═══ Data for the task

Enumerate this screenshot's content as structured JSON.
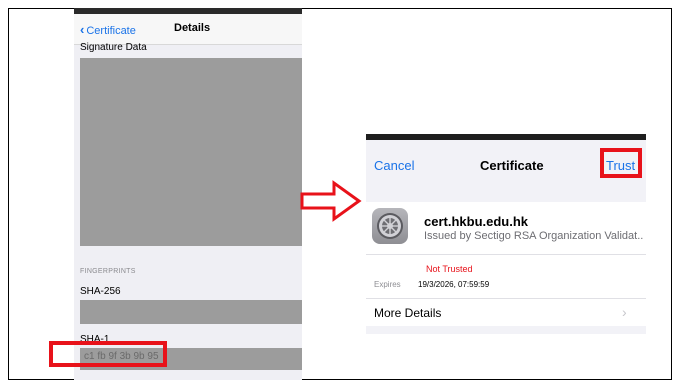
{
  "left": {
    "back_label": "Certificate",
    "title": "Details",
    "signature_label": "Signature Data",
    "fingerprints_header": "FINGERPRINTS",
    "sha256_label": "SHA-256",
    "sha1_label": "SHA-1",
    "sha1_value": "c1 fb 9f 3b 9b 95"
  },
  "right": {
    "cancel_label": "Cancel",
    "title": "Certificate",
    "trust_label": "Trust",
    "cert_name": "cert.hkbu.edu.hk",
    "issuer": "Issued by Sectigo RSA Organization Validat...",
    "status": "Not Trusted",
    "expires_label": "Expires",
    "expires_value": "19/3/2026, 07:59:59",
    "more_details_label": "More Details"
  },
  "colors": {
    "highlight": "#e8121a",
    "link": "#1a73e8",
    "not_trusted": "#e8121a"
  }
}
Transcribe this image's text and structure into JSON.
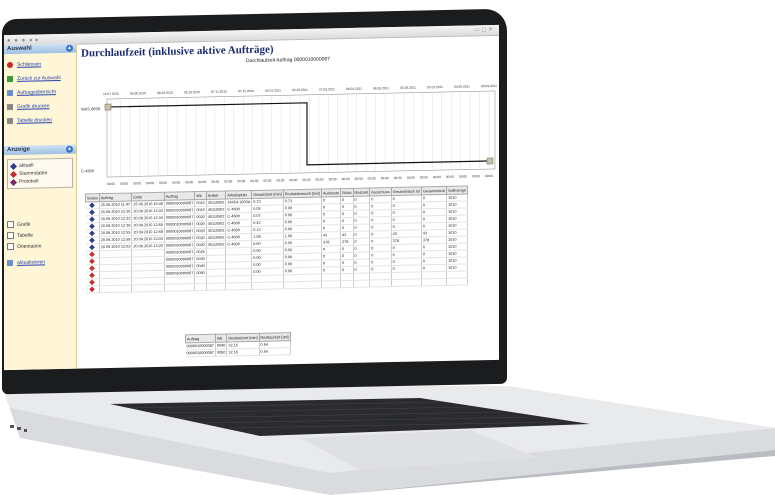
{
  "window": {
    "dots": "● ● ●  ◂ ▸",
    "controls": "▭ ◻ ✕"
  },
  "page_title": "Durchlaufzeit (inklusive aktive Aufträge)",
  "chart": {
    "title": "Durchlaufzeit Auftrag 0000010000087",
    "top_ticks": [
      "16.07.2010",
      "09.08.2010",
      "08.09.2010",
      "08.10.2010",
      "07.11.2010",
      "07.12.2010",
      "06.01.2011",
      "05.02.2011",
      "07.03.2011",
      "06.04.2011",
      "06.05.2011",
      "05.06.2011",
      "05.07.2011",
      "04.08.2011",
      "03.09.2011"
    ],
    "bottom_tick": "00:00",
    "y_top_label": "WAS.6698",
    "y_bottom_label": "C-4600",
    "colors": {
      "line": "#111111",
      "grid": "#d8d8d8"
    }
  },
  "sidebar": {
    "header": "Auswahl",
    "items": [
      {
        "label": "Schliessen",
        "icon": "close-icon"
      },
      {
        "label": "Zurück zur Auswahl",
        "icon": "back-icon"
      },
      {
        "label": "Auftragsübersicht",
        "icon": "list-icon"
      },
      {
        "label": "Grafik drucken",
        "icon": "print-icon"
      },
      {
        "label": "Tabelle drucken",
        "icon": "print-icon"
      }
    ],
    "anzeige_header": "Anzeige",
    "legend": [
      {
        "label": "aktuell",
        "color": "#2b3f8f"
      },
      {
        "label": "Stammdaten",
        "color": "#c23030"
      },
      {
        "label": "Protokoll",
        "color": "#7a2a6a"
      }
    ],
    "checks": [
      {
        "label": "Grafik"
      },
      {
        "label": "Tabelle"
      },
      {
        "label": "Orientation"
      }
    ],
    "refresh_label": "aktualisieren"
  },
  "table": {
    "headers": [
      "Status",
      "Auftrag",
      "Ende",
      "Auftrag",
      "Wk",
      "Artikel",
      "Arbeitsplatz",
      "Gesamtzeit [min]",
      "Produktionszeit [min]",
      "Ausbeute",
      "Stück",
      "Rüstzeit",
      "Ausschuss",
      "Gesamtstück Ist",
      "Gesamtstück",
      "Sollmenge"
    ],
    "rows": [
      {
        "status": "#2b3f8f",
        "cells": [
          "25.06.2010 11:47",
          "25.06.2010 15:48",
          "0000010000087",
          "0010",
          "40110502",
          "14454-1600A",
          "0.73",
          "0.73",
          "0",
          "0",
          "0",
          "0",
          "0",
          "0",
          "1010"
        ]
      },
      {
        "status": "#2b3f8f",
        "cells": [
          "20.09.2010 12:30",
          "20.09.2010 12:33",
          "0000010000087",
          "0010",
          "40110502",
          "C-4600",
          "0.05",
          "0.00",
          "0",
          "0",
          "0",
          "0",
          "0",
          "0",
          "1010"
        ]
      },
      {
        "status": "#2b3f8f",
        "cells": [
          "20.09.2010 12:33",
          "20.09.2010 12:34",
          "0000010000087",
          "0020",
          "40110502",
          "C-4600",
          "0.07",
          "0.00",
          "0",
          "0",
          "0",
          "0",
          "0",
          "0",
          "1010"
        ]
      },
      {
        "status": "#2b3f8f",
        "cells": [
          "20.09.2010 12:39",
          "20.09.2010 12:55",
          "0000010000087",
          "0020",
          "40110502",
          "C-4600",
          "0.42",
          "0.00",
          "0",
          "0",
          "0",
          "0",
          "0",
          "0",
          "1010"
        ]
      },
      {
        "status": "#2b3f8f",
        "cells": [
          "20.09.2010 12:55",
          "20.09.2010 12:58",
          "0000010000087",
          "0020",
          "40110502",
          "C-4600",
          "0.12",
          "0.00",
          "0",
          "0",
          "0",
          "0",
          "0",
          "0",
          "1010"
        ]
      },
      {
        "status": "#2b3f8f",
        "cells": [
          "20.09.2010 12:58",
          "20.09.2010 13:03",
          "0000010000087",
          "0020",
          "40110502",
          "C-4600",
          "1.08",
          "1.06",
          "43",
          "43",
          "0",
          "0",
          "43",
          "43",
          "1010"
        ]
      },
      {
        "status": "#2b3f8f",
        "cells": [
          "20.09.2010 13:03",
          "20.09.2010 13:20",
          "0000010000087",
          "0020",
          "40110502",
          "C-4600",
          "0.60",
          "0.50",
          "378",
          "378",
          "0",
          "0",
          "378",
          "378",
          "1010"
        ]
      },
      {
        "status": "#c23030",
        "cells": [
          "",
          "",
          "0000010000087",
          "0025",
          "",
          "",
          "0.00",
          "0.00",
          "0",
          "0",
          "0",
          "0",
          "0",
          "0",
          "1010"
        ]
      },
      {
        "status": "#c23030",
        "cells": [
          "",
          "",
          "0000010000087",
          "0030",
          "",
          "",
          "0.00",
          "0.00",
          "0",
          "0",
          "0",
          "0",
          "0",
          "0",
          "1010"
        ]
      },
      {
        "status": "#c23030",
        "cells": [
          "",
          "",
          "0000010000087",
          "0040",
          "",
          "",
          "0.00",
          "0.00",
          "0",
          "0",
          "0",
          "0",
          "0",
          "0",
          "1010"
        ]
      },
      {
        "status": "#c23030",
        "cells": [
          "",
          "",
          "0000010000087",
          "0050",
          "",
          "",
          "0.00",
          "0.00",
          "0",
          "0",
          "0",
          "0",
          "0",
          "0",
          "1010"
        ]
      },
      {
        "status": "#c23030",
        "cells": [
          "",
          "",
          "",
          "",
          "",
          "",
          "",
          "",
          "",
          "",
          "",
          "",
          "",
          "",
          ""
        ]
      },
      {
        "status": "#c23030",
        "cells": [
          "",
          "",
          "",
          "",
          "",
          "",
          "",
          "",
          "",
          "",
          "",
          "",
          "",
          "",
          ""
        ]
      }
    ]
  },
  "summary": {
    "headers": [
      "Auftrag",
      "Wk",
      "Restlaufzeit [min]",
      "Restlaufzeit [std]"
    ],
    "rows": [
      [
        "0000010000087",
        "0040",
        "32.16",
        "0.54"
      ],
      [
        "0000010000087",
        "0050",
        "32.16",
        "0.54"
      ]
    ]
  }
}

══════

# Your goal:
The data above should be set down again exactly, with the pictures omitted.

# Answer for the task:
Enumerate this screenshot's content as structured JSON.
{
  "left": {
    "back_label": "Certificate",
    "title": "Details",
    "signature_label": "Signature Data",
    "fingerprints_header": "FINGERPRINTS",
    "sha256_label": "SHA-256",
    "sha1_label": "SHA-1",
    "sha1_value": "c1 fb 9f 3b 9b 95"
  },
  "right": {
    "cancel_label": "Cancel",
    "title": "Certificate",
    "trust_label": "Trust",
    "cert_name": "cert.hkbu.edu.hk",
    "issuer": "Issued by Sectigo RSA Organization Validat...",
    "status": "Not Trusted",
    "expires_label": "Expires",
    "expires_value": "19/3/2026, 07:59:59",
    "more_details_label": "More Details"
  },
  "colors": {
    "highlight": "#e8121a",
    "link": "#1a73e8",
    "not_trusted": "#e8121a"
  }
}
Transcribe this image's text and structure into JSON.
{
  "window": {
    "dots": "● ● ●  ◂ ▸",
    "controls": "▭ ◻ ✕"
  },
  "page_title": "Durchlaufzeit (inklusive aktive Aufträge)",
  "chart": {
    "title": "Durchlaufzeit Auftrag 0000010000087",
    "top_ticks": [
      "16.07.2010",
      "09.08.2010",
      "08.09.2010",
      "08.10.2010",
      "07.11.2010",
      "07.12.2010",
      "06.01.2011",
      "05.02.2011",
      "07.03.2011",
      "06.04.2011",
      "06.05.2011",
      "05.06.2011",
      "05.07.2011",
      "04.08.2011",
      "03.09.2011"
    ],
    "bottom_tick": "00:00",
    "y_top_label": "WAS.6698",
    "y_bottom_label": "C-4600",
    "colors": {
      "line": "#111111",
      "grid": "#d8d8d8"
    }
  },
  "sidebar": {
    "header": "Auswahl",
    "items": [
      {
        "label": "Schliessen",
        "icon": "close-icon"
      },
      {
        "label": "Zurück zur Auswahl",
        "icon": "back-icon"
      },
      {
        "label": "Auftragsübersicht",
        "icon": "list-icon"
      },
      {
        "label": "Grafik drucken",
        "icon": "print-icon"
      },
      {
        "label": "Tabelle drucken",
        "icon": "print-icon"
      }
    ],
    "anzeige_header": "Anzeige",
    "legend": [
      {
        "label": "aktuell",
        "color": "#2b3f8f"
      },
      {
        "label": "Stammdaten",
        "color": "#c23030"
      },
      {
        "label": "Protokoll",
        "color": "#7a2a6a"
      }
    ],
    "checks": [
      {
        "label": "Grafik"
      },
      {
        "label": "Tabelle"
      },
      {
        "label": "Orientation"
      }
    ],
    "refresh_label": "aktualisieren"
  },
  "table": {
    "headers": [
      "Status",
      "Auftrag",
      "Ende",
      "Auftrag",
      "Wk",
      "Artikel",
      "Arbeitsplatz",
      "Gesamtzeit [min]",
      "Produktionszeit [min]",
      "Ausbeute",
      "Stück",
      "Rüstzeit",
      "Ausschuss",
      "Gesamtstück Ist",
      "Gesamtstück",
      "Sollmenge"
    ],
    "rows": [
      {
        "status": "#2b3f8f",
        "cells": [
          "25.06.2010 11:47",
          "25.06.2010 15:48",
          "0000010000087",
          "0010",
          "40110502",
          "14454-1600A",
          "0.73",
          "0.73",
          "0",
          "0",
          "0",
          "0",
          "0",
          "0",
          "1010"
        ]
      },
      {
        "status": "#2b3f8f",
        "cells": [
          "20.09.2010 12:30",
          "20.09.2010 12:33",
          "0000010000087",
          "0010",
          "40110502",
          "C-4600",
          "0.05",
          "0.00",
          "0",
          "0",
          "0",
          "0",
          "0",
          "0",
          "1010"
        ]
      },
      {
        "status": "#2b3f8f",
        "cells": [
          "20.09.2010 12:33",
          "20.09.2010 12:34",
          "0000010000087",
          "0020",
          "40110502",
          "C-4600",
          "0.07",
          "0.00",
          "0",
          "0",
          "0",
          "0",
          "0",
          "0",
          "1010"
        ]
      },
      {
        "status": "#2b3f8f",
        "cells": [
          "20.09.2010 12:39",
          "20.09.2010 12:55",
          "0000010000087",
          "0020",
          "40110502",
          "C-4600",
          "0.42",
          "0.00",
          "0",
          "0",
          "0",
          "0",
          "0",
          "0",
          "1010"
        ]
      },
      {
        "status": "#2b3f8f",
        "cells": [
          "20.09.2010 12:55",
          "20.09.2010 12:58",
          "0000010000087",
          "0020",
          "40110502",
          "C-4600",
          "0.12",
          "0.00",
          "0",
          "0",
          "0",
          "0",
          "0",
          "0",
          "1010"
        ]
      },
      {
        "status": "#2b3f8f",
        "cells": [
          "20.09.2010 12:58",
          "20.09.2010 13:03",
          "0000010000087",
          "0020",
          "40110502",
          "C-4600",
          "1.08",
          "1.06",
          "43",
          "43",
          "0",
          "0",
          "43",
          "43",
          "1010"
        ]
      },
      {
        "status": "#2b3f8f",
        "cells": [
          "20.09.2010 13:03",
          "20.09.2010 13:20",
          "0000010000087",
          "0020",
          "40110502",
          "C-4600",
          "0.60",
          "0.50",
          "378",
          "378",
          "0",
          "0",
          "378",
          "378",
          "1010"
        ]
      },
      {
        "status": "#c23030",
        "cells": [
          "",
          "",
          "0000010000087",
          "0025",
          "",
          "",
          "0.00",
          "0.00",
          "0",
          "0",
          "0",
          "0",
          "0",
          "0",
          "1010"
        ]
      },
      {
        "status": "#c23030",
        "cells": [
          "",
          "",
          "0000010000087",
          "0030",
          "",
          "",
          "0.00",
          "0.00",
          "0",
          "0",
          "0",
          "0",
          "0",
          "0",
          "1010"
        ]
      },
      {
        "status": "#c23030",
        "cells": [
          "",
          "",
          "0000010000087",
          "0040",
          "",
          "",
          "0.00",
          "0.00",
          "0",
          "0",
          "0",
          "0",
          "0",
          "0",
          "1010"
        ]
      },
      {
        "status": "#c23030",
        "cells": [
          "",
          "",
          "0000010000087",
          "0050",
          "",
          "",
          "0.00",
          "0.00",
          "0",
          "0",
          "0",
          "0",
          "0",
          "0",
          "1010"
        ]
      },
      {
        "status": "#c23030",
        "cells": [
          "",
          "",
          "",
          "",
          "",
          "",
          "",
          "",
          "",
          "",
          "",
          "",
          "",
          "",
          ""
        ]
      },
      {
        "status": "#c23030",
        "cells": [
          "",
          "",
          "",
          "",
          "",
          "",
          "",
          "",
          "",
          "",
          "",
          "",
          "",
          "",
          ""
        ]
      }
    ]
  },
  "summary": {
    "headers": [
      "Auftrag",
      "Wk",
      "Restlaufzeit [min]",
      "Restlaufzeit [std]"
    ],
    "rows": [
      [
        "0000010000087",
        "0040",
        "32.16",
        "0.54"
      ],
      [
        "0000010000087",
        "0050",
        "32.16",
        "0.54"
      ]
    ]
  }
}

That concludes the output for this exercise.